> _ABOUT THIS TASK_: The response must consist of every record, restated word for word.

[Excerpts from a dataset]
-- Opening Marker --
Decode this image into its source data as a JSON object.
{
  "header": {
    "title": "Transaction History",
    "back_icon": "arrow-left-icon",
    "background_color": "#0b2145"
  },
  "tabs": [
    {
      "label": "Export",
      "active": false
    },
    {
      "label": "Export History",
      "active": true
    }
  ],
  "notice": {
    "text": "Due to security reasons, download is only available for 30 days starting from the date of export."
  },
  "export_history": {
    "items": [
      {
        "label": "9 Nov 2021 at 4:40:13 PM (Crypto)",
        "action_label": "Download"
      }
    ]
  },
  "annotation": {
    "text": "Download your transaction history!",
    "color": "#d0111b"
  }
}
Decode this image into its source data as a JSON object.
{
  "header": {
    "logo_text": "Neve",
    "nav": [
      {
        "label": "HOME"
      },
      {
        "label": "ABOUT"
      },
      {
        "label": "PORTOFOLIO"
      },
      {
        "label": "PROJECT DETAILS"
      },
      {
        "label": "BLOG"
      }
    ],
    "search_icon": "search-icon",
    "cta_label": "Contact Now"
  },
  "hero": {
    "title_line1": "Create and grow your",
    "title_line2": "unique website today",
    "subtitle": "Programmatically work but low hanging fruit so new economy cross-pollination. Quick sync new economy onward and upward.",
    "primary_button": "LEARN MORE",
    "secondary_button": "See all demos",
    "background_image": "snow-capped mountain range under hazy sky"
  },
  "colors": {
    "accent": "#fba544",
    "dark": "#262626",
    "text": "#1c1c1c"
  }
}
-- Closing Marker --
> _ANSWER TO THE EXERCISE_:
Decode this image into its source data as a JSON object.
{
  "header": {
    "title": "Transaction History",
    "back_icon": "arrow-left-icon",
    "background_color": "#0b2145"
  },
  "tabs": [
    {
      "label": "Export",
      "active": false
    },
    {
      "label": "Export History",
      "active": true
    }
  ],
  "notice": {
    "text": "Due to security reasons, download is only available for 30 days starting from the date of export."
  },
  "export_history": {
    "items": [
      {
        "label": "9 Nov 2021 at 4:40:13 PM (Crypto)",
        "action_label": "Download"
      }
    ]
  },
  "annotation": {
    "text": "Download your transaction history!",
    "color": "#d0111b"
  }
}
Decode this image into its source data as a JSON object.
{
  "header": {
    "logo_text": "Neve",
    "nav": [
      {
        "label": "HOME"
      },
      {
        "label": "ABOUT"
      },
      {
        "label": "PORTOFOLIO"
      },
      {
        "label": "PROJECT DETAILS"
      },
      {
        "label": "BLOG"
      }
    ],
    "search_icon": "search-icon",
    "cta_label": "Contact Now"
  },
  "hero": {
    "title_line1": "Create and grow your",
    "title_line2": "unique website today",
    "subtitle": "Programmatically work but low hanging fruit so new economy cross-pollination. Quick sync new economy onward and upward.",
    "primary_button": "LEARN MORE",
    "secondary_button": "See all demos",
    "background_image": "snow-capped mountain range under hazy sky"
  },
  "colors": {
    "accent": "#fba544",
    "dark": "#262626",
    "text": "#1c1c1c"
  }
}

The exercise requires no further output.